*** Opening of The input ***

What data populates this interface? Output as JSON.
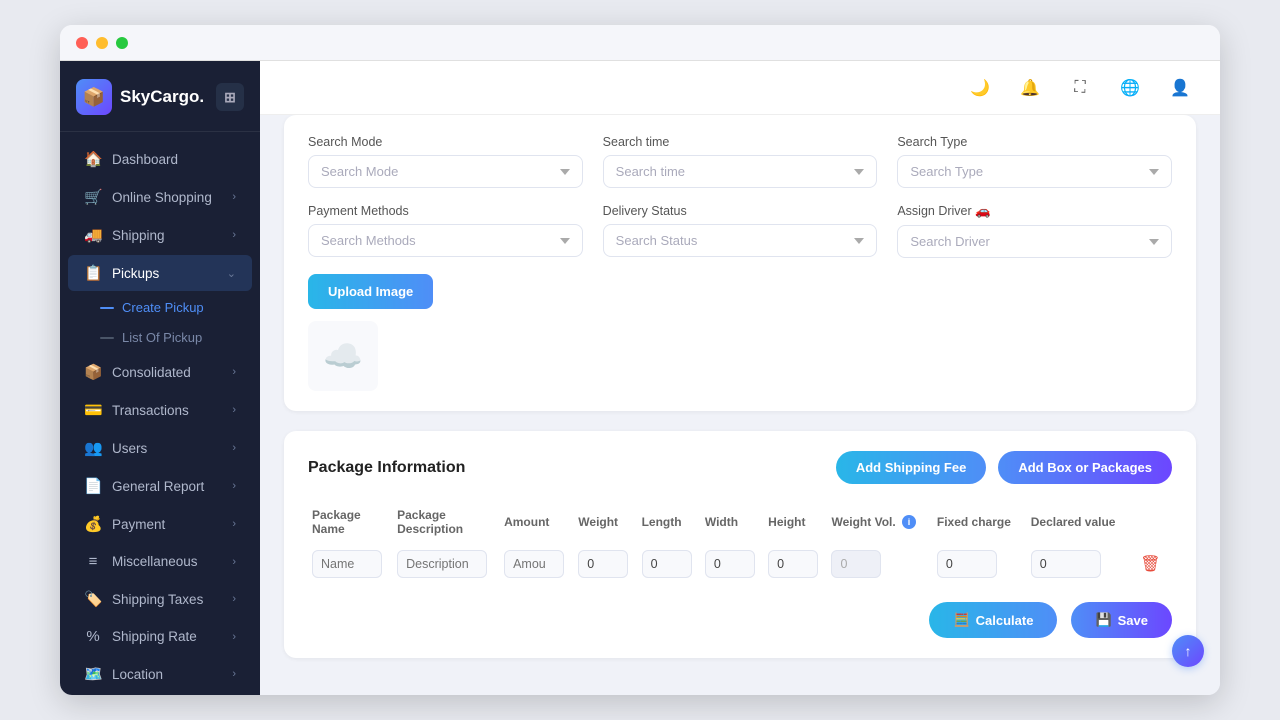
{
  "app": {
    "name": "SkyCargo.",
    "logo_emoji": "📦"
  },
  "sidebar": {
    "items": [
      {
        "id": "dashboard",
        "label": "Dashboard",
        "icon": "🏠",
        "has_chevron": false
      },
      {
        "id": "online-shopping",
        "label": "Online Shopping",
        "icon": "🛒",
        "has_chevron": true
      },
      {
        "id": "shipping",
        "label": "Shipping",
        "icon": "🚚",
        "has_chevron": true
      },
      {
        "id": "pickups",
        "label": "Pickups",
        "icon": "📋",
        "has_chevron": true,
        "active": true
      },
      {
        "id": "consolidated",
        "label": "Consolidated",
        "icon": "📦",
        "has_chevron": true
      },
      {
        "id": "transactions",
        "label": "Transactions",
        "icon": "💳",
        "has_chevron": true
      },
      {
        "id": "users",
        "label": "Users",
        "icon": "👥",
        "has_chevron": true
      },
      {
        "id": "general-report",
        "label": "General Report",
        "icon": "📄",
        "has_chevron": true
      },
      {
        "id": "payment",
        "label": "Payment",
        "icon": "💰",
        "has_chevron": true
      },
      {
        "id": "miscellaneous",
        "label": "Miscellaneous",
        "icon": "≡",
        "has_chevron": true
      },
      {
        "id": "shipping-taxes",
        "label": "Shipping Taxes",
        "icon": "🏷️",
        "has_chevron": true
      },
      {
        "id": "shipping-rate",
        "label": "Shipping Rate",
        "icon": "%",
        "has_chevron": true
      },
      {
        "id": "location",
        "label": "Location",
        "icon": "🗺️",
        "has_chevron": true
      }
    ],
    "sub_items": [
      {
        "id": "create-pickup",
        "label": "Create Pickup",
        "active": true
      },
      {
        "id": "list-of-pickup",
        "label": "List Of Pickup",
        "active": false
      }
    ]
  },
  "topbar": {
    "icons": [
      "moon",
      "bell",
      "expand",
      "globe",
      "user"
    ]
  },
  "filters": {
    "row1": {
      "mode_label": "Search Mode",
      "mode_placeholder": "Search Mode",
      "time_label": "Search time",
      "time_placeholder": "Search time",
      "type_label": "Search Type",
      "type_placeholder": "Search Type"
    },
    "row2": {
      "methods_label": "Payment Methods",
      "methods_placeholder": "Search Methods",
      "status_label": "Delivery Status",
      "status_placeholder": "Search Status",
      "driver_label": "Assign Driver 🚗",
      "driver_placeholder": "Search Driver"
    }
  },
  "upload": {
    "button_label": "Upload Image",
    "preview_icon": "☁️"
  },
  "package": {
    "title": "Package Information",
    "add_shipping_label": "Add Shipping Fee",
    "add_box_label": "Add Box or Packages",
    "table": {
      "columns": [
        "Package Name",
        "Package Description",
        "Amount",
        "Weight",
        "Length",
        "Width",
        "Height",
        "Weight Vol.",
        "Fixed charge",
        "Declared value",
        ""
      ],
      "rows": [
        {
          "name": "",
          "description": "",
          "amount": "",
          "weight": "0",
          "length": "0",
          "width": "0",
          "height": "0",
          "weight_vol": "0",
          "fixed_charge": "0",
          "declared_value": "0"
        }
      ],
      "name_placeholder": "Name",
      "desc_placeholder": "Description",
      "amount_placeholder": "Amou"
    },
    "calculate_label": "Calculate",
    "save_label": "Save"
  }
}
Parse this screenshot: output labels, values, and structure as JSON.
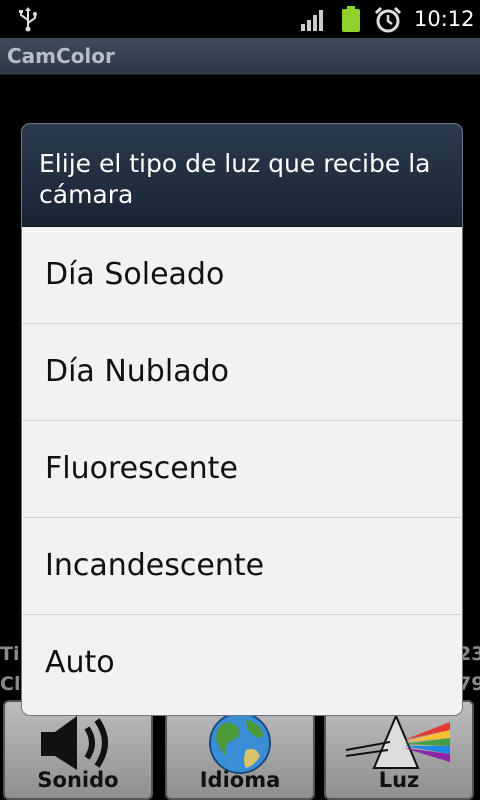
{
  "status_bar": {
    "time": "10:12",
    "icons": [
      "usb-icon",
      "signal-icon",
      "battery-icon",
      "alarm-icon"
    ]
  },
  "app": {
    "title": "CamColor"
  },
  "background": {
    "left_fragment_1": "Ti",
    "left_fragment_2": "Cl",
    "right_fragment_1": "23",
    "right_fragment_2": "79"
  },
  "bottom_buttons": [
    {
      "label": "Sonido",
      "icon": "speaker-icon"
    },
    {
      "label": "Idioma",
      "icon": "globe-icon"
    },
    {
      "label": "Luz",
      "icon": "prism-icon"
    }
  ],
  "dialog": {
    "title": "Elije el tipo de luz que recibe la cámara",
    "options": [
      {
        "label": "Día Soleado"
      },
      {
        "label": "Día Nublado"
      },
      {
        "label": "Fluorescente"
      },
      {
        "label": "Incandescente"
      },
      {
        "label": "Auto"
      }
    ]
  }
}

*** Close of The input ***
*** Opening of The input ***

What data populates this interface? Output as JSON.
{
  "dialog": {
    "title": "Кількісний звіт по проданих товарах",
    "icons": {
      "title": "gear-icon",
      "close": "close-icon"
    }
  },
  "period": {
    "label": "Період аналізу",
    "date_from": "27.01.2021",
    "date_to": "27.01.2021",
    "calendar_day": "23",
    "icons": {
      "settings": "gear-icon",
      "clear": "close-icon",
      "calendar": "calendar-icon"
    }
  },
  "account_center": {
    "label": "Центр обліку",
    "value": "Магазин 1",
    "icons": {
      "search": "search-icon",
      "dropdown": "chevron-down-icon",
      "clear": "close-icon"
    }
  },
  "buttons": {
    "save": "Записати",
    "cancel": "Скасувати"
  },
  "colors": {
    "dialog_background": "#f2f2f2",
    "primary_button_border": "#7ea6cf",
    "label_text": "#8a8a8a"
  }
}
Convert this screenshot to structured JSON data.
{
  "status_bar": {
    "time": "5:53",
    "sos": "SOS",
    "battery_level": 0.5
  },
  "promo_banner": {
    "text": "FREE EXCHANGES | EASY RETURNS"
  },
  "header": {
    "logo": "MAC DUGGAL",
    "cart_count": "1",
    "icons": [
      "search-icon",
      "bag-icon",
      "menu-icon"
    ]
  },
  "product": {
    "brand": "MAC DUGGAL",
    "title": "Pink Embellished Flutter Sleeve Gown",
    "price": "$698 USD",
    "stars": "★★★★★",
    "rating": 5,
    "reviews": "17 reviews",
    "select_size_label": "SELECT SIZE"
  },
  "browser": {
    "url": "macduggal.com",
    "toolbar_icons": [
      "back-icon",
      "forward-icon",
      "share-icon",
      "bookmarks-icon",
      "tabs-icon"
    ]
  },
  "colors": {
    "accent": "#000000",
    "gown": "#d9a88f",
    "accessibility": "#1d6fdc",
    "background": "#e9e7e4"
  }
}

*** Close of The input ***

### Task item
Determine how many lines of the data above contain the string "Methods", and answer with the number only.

### Result of this task
2